**Task description:** Which of the lines in the data below contain the string "password"? Copy each of them.

Items from an interface collection
========
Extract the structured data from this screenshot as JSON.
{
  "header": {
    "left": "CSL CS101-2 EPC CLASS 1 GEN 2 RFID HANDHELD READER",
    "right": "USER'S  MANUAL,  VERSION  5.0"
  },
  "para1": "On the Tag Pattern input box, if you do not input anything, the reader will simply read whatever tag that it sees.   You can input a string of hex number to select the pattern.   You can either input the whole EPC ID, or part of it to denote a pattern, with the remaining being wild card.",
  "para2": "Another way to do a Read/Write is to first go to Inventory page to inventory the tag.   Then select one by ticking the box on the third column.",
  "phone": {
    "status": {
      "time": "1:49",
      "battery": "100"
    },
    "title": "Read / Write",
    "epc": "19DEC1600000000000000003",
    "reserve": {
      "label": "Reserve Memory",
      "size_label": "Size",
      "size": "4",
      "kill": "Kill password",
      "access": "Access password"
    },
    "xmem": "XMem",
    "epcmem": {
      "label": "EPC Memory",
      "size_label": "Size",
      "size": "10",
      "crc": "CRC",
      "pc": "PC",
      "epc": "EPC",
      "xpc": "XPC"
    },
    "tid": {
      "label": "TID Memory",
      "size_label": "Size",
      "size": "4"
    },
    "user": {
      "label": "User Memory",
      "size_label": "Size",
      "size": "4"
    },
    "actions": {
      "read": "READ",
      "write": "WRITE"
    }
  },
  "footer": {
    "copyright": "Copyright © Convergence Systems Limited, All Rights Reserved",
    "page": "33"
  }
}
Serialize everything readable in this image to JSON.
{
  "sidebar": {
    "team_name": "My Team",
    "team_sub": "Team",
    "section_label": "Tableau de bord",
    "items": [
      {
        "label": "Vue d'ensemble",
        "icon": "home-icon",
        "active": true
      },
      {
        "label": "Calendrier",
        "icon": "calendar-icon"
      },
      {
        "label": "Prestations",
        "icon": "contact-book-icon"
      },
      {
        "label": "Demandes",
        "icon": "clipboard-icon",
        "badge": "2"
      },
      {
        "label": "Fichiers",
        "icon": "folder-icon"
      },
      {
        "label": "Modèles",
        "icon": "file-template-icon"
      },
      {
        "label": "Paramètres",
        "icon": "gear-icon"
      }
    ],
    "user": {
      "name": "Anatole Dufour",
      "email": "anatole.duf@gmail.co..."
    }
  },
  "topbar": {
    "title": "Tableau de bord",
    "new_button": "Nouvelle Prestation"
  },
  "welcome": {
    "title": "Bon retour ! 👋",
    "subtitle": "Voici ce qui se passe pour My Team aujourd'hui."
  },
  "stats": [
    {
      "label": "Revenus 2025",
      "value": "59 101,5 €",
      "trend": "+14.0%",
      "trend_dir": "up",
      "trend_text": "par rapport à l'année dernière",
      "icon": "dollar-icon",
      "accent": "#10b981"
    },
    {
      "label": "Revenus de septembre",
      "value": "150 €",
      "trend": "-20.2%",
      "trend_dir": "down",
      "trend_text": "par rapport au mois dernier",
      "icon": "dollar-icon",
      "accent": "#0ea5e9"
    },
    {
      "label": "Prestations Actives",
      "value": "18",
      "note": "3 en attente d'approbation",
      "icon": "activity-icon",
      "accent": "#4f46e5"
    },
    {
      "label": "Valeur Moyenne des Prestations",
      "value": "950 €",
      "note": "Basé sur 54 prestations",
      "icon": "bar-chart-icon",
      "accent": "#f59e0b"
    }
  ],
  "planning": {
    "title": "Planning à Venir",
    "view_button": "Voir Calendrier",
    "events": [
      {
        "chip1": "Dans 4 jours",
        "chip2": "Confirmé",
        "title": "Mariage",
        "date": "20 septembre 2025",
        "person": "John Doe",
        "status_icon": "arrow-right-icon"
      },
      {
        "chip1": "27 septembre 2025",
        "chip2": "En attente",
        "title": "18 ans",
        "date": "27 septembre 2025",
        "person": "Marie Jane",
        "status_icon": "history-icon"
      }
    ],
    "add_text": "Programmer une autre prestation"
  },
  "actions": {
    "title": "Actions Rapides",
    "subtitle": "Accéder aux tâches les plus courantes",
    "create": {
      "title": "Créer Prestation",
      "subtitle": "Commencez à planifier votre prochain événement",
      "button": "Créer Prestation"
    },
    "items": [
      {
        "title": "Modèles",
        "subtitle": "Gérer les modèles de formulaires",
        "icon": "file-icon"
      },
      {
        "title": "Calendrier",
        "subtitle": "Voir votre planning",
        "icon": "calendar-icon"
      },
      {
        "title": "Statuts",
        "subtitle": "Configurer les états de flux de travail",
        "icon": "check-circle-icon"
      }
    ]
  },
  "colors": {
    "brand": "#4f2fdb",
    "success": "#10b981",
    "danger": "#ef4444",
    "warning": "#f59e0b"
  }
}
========
**The completed task:**
      "kill": "Kill password",
      "access": "Access password"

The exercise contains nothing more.